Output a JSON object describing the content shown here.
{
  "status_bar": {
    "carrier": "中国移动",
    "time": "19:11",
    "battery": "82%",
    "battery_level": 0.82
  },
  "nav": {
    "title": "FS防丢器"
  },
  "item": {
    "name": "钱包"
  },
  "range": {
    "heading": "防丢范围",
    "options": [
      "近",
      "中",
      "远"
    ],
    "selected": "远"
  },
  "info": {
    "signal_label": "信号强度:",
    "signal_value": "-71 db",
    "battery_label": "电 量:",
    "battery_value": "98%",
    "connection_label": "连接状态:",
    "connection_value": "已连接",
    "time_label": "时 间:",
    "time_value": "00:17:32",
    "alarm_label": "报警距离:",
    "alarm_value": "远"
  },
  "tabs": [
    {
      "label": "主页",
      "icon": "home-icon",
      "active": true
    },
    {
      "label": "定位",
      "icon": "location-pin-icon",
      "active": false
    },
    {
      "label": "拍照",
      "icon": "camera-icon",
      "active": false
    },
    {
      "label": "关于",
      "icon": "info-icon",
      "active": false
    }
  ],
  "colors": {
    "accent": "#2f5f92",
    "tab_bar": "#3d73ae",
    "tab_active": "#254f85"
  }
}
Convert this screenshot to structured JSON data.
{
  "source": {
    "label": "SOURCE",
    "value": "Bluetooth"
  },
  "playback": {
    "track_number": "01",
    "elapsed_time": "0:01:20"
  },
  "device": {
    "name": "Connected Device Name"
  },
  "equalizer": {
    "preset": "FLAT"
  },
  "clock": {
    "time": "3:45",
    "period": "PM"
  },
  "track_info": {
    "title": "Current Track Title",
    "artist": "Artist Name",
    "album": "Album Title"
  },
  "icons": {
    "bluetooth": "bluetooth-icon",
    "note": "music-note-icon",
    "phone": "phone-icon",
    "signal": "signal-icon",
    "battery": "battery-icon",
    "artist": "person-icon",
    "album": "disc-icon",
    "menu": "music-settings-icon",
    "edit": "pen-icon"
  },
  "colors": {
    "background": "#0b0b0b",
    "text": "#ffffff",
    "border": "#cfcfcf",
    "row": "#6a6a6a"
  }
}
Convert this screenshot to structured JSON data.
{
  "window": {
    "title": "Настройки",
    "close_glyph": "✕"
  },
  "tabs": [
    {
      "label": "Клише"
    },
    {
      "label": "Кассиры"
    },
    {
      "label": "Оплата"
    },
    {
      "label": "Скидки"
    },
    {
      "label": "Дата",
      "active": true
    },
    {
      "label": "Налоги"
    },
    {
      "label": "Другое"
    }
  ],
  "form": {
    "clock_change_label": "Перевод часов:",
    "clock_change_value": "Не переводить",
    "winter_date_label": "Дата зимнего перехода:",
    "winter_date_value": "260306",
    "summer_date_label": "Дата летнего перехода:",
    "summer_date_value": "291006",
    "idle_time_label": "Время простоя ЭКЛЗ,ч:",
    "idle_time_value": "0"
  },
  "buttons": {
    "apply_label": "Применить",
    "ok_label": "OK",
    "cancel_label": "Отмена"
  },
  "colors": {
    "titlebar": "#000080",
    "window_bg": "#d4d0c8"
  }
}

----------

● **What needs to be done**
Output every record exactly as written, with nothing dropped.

● **Expected output**
Output a JSON object describing the content shown here.
{
  "status_bar": {
    "carrier": "中国移动",
    "time": "19:11",
    "battery": "82%",
    "battery_level": 0.82
  },
  "nav": {
    "title": "FS防丢器"
  },
  "item": {
    "name": "钱包"
  },
  "range": {
    "heading": "防丢范围",
    "options": [
      "近",
      "中",
      "远"
    ],
    "selected": "远"
  },
  "info": {
    "signal_label": "信号强度:",
    "signal_value": "-71 db",
    "battery_label": "电 量:",
    "battery_value": "98%",
    "connection_label": "连接状态:",
    "connection_value": "已连接",
    "time_label": "时 间:",
    "time_value": "00:17:32",
    "alarm_label": "报警距离:",
    "alarm_value": "远"
  },
  "tabs": [
    {
      "label": "主页",
      "icon": "home-icon",
      "active": true
    },
    {
      "label": "定位",
      "icon": "location-pin-icon",
      "active": false
    },
    {
      "label": "拍照",
      "icon": "camera-icon",
      "active": false
    },
    {
      "label": "关于",
      "icon": "info-icon",
      "active": false
    }
  ],
  "colors": {
    "accent": "#2f5f92",
    "tab_bar": "#3d73ae",
    "tab_active": "#254f85"
  }
}
Convert this screenshot to structured JSON data.
{
  "source": {
    "label": "SOURCE",
    "value": "Bluetooth"
  },
  "playback": {
    "track_number": "01",
    "elapsed_time": "0:01:20"
  },
  "device": {
    "name": "Connected Device Name"
  },
  "equalizer": {
    "preset": "FLAT"
  },
  "clock": {
    "time": "3:45",
    "period": "PM"
  },
  "track_info": {
    "title": "Current Track Title",
    "artist": "Artist Name",
    "album": "Album Title"
  },
  "icons": {
    "bluetooth": "bluetooth-icon",
    "note": "music-note-icon",
    "phone": "phone-icon",
    "signal": "signal-icon",
    "battery": "battery-icon",
    "artist": "person-icon",
    "album": "disc-icon",
    "menu": "music-settings-icon",
    "edit": "pen-icon"
  },
  "colors": {
    "background": "#0b0b0b",
    "text": "#ffffff",
    "border": "#cfcfcf",
    "row": "#6a6a6a"
  }
}
Convert this screenshot to structured JSON data.
{
  "window": {
    "title": "Настройки",
    "close_glyph": "✕"
  },
  "tabs": [
    {
      "label": "Клише"
    },
    {
      "label": "Кассиры"
    },
    {
      "label": "Оплата"
    },
    {
      "label": "Скидки"
    },
    {
      "label": "Дата",
      "active": true
    },
    {
      "label": "Налоги"
    },
    {
      "label": "Другое"
    }
  ],
  "form": {
    "clock_change_label": "Перевод часов:",
    "clock_change_value": "Не переводить",
    "winter_date_label": "Дата зимнего перехода:",
    "winter_date_value": "260306",
    "summer_date_label": "Дата летнего перехода:",
    "summer_date_value": "291006",
    "idle_time_label": "Время простоя ЭКЛЗ,ч:",
    "idle_time_value": "0"
  },
  "buttons": {
    "apply_label": "Применить",
    "ok_label": "OK",
    "cancel_label": "Отмена"
  },
  "colors": {
    "titlebar": "#000080",
    "window_bg": "#d4d0c8"
  }
}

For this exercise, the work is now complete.